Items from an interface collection
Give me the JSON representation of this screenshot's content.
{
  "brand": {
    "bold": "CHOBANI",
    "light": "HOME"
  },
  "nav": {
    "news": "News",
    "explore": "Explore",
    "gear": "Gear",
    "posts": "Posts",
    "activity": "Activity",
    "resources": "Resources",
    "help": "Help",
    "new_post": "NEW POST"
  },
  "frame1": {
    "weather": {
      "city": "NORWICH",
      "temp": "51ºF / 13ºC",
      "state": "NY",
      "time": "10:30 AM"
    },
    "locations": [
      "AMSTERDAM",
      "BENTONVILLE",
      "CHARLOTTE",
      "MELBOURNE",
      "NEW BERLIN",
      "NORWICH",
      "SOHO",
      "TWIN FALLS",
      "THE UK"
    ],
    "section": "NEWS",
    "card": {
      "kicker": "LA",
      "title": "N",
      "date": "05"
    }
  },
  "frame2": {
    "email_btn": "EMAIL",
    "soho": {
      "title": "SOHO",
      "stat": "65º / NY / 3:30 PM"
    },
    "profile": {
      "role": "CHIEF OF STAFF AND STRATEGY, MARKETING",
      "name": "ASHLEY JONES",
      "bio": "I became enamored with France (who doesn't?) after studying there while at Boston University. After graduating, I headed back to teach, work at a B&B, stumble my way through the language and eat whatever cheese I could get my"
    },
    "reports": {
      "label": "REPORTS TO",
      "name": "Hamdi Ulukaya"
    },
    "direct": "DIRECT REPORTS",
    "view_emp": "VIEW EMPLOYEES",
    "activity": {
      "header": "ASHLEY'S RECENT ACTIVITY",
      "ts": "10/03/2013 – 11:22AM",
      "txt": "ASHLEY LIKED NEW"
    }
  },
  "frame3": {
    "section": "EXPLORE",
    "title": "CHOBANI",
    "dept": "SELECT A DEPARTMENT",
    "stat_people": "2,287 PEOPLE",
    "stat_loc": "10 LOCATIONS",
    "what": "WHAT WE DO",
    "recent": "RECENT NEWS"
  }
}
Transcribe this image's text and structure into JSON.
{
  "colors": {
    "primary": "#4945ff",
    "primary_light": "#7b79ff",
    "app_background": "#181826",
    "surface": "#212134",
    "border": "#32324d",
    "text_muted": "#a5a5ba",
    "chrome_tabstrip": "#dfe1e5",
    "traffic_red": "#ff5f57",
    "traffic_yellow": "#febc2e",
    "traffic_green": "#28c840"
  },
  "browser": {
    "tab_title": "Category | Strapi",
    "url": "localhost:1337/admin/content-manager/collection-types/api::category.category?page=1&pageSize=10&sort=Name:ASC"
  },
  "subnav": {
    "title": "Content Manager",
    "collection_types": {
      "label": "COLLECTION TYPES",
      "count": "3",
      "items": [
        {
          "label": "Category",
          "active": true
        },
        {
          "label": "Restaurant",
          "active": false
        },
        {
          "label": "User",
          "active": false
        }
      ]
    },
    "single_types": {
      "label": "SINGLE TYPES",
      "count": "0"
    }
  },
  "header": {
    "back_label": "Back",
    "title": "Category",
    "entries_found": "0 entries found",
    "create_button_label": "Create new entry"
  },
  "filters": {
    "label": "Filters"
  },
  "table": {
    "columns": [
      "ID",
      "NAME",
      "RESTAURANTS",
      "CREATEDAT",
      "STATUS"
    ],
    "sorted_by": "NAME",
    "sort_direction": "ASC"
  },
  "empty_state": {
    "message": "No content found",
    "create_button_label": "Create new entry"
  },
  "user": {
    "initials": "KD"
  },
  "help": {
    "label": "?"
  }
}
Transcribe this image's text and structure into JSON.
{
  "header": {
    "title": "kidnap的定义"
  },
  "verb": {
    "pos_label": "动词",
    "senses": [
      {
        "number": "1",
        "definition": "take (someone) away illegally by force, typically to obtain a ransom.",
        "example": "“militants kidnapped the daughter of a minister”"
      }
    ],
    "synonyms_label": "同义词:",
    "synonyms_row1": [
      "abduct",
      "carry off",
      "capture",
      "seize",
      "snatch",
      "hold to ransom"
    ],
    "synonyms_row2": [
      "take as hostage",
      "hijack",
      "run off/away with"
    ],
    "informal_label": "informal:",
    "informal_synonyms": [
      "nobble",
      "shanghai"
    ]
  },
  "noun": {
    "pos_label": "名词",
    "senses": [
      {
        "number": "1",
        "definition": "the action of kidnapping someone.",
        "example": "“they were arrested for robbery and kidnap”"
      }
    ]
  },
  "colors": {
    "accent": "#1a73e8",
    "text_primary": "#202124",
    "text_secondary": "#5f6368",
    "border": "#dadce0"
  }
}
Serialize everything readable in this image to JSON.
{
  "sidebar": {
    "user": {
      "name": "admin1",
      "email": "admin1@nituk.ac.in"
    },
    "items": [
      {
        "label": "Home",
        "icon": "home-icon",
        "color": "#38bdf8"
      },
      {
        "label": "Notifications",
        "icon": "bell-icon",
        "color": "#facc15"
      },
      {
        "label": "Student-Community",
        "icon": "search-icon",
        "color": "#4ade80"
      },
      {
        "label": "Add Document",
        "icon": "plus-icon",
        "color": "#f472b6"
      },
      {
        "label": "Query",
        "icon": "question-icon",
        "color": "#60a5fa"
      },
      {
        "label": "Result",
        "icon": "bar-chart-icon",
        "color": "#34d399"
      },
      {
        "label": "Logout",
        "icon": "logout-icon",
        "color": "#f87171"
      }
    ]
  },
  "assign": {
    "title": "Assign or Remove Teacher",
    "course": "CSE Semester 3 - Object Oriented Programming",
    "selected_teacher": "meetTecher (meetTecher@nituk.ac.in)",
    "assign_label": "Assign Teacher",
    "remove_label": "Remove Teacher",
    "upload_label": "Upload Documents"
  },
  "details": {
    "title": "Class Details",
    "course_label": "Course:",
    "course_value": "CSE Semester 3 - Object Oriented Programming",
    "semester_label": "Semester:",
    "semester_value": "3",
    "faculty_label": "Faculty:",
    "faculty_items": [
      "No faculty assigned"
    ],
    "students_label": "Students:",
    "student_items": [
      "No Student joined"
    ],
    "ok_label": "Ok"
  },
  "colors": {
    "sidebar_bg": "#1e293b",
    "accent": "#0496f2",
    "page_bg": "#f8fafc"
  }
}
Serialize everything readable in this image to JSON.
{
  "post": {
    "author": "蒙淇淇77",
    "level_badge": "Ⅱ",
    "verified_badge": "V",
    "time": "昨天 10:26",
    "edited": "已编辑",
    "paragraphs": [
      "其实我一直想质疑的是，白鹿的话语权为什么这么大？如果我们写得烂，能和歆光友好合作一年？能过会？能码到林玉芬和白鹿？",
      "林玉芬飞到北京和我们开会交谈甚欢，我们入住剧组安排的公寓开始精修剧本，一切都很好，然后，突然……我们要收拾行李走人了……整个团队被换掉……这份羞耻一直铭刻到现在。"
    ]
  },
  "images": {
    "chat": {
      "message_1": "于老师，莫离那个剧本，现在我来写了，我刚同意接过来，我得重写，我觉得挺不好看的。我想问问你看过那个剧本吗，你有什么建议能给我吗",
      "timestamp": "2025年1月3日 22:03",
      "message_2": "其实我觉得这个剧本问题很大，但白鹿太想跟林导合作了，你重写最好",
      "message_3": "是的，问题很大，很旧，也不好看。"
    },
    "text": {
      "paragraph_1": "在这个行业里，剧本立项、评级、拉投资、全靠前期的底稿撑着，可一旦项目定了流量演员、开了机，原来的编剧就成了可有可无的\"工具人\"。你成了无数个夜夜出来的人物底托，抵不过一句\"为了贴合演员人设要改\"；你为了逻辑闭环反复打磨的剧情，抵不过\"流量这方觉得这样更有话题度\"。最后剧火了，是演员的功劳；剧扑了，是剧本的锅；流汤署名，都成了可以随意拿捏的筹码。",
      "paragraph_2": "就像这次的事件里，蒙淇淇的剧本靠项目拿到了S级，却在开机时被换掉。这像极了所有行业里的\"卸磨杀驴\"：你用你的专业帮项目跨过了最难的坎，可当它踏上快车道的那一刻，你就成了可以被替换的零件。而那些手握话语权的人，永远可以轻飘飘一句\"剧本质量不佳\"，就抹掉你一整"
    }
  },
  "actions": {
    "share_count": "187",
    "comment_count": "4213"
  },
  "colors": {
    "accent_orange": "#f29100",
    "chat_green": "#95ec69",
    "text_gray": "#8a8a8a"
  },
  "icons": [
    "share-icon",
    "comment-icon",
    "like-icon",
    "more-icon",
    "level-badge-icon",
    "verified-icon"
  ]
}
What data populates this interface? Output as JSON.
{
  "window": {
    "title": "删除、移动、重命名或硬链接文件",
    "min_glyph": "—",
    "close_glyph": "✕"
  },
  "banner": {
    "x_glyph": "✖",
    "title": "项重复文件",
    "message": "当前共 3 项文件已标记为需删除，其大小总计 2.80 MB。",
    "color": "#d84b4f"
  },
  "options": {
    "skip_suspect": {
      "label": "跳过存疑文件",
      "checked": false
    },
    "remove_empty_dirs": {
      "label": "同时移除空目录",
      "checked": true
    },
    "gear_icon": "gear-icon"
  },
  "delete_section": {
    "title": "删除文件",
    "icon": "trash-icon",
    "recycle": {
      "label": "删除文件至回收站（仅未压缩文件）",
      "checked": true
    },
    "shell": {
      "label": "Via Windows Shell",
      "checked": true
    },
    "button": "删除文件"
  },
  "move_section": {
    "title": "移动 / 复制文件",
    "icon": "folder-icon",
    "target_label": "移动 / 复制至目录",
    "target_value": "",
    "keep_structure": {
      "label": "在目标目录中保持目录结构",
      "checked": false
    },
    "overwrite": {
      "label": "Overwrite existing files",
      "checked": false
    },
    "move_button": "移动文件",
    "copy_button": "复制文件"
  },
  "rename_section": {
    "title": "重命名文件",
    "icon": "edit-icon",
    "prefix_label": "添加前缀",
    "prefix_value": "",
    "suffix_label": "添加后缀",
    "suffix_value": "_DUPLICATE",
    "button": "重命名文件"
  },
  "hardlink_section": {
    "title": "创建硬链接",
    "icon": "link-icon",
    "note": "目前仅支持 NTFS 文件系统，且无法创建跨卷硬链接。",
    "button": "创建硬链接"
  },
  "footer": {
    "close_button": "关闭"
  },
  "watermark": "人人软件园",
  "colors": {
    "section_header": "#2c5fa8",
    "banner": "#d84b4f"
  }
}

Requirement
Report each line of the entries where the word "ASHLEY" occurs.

Task response
      "name": "ASHLEY JONES",
      "header": "ASHLEY'S RECENT ACTIVITY",
      "txt": "ASHLEY LIKED NEW"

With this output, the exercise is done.